    how to set up a task scheduler that runs only if the system unit runs idle. For example 5 minutes so that we can save energy cost?

  • Sasasasasasa

    :)

  • Pankaj Sharma

    why dont u  use 

    shutdown -s -t 1800

  • http://blog.tune-up.com/ TuneUp
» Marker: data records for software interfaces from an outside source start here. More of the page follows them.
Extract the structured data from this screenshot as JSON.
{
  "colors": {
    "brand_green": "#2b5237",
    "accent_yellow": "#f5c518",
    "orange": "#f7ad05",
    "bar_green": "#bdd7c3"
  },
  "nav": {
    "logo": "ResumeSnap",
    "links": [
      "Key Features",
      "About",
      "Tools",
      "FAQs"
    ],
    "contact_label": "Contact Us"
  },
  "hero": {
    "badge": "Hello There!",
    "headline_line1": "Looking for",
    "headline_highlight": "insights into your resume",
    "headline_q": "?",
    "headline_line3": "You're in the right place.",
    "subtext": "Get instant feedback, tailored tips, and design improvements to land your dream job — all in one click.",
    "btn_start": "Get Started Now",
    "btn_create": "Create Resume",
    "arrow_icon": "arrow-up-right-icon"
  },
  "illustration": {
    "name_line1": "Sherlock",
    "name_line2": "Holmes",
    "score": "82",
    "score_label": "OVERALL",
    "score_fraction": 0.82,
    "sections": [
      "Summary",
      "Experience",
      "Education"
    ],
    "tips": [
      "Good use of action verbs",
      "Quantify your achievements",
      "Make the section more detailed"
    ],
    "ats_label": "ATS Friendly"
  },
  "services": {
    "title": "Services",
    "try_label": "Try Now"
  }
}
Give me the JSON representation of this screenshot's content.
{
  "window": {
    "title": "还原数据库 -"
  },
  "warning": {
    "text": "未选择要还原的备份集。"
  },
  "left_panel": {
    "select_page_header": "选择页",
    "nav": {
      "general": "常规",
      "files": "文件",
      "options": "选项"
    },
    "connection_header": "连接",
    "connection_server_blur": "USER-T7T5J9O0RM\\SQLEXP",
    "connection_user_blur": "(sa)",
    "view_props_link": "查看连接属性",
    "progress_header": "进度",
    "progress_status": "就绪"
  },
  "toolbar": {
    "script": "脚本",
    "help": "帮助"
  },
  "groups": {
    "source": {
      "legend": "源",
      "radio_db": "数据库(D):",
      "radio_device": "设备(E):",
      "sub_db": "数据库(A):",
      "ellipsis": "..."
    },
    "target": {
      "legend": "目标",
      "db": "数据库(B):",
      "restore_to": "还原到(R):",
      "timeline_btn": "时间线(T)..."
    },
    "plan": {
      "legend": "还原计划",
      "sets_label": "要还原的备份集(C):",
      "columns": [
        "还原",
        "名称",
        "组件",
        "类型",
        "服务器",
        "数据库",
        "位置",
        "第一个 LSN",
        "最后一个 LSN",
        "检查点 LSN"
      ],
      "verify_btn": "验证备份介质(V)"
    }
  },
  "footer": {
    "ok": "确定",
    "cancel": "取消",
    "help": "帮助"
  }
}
    Thanks for this article. Using Windows Task Scheduler is a great way to make sure your PC shuts down after it’s been idle. Did you know that you can also make Windows automatically react on a certain event? Some examples of an event include when you launch a program, switch between wireless networks or when Windows Update fails to install some patches, but there are thousands more. If you’re interested in using Windows Task Scheduler to react to these events, I’ve put together a step-by-step guide that you might find useful: http://bit.ly/hsfep5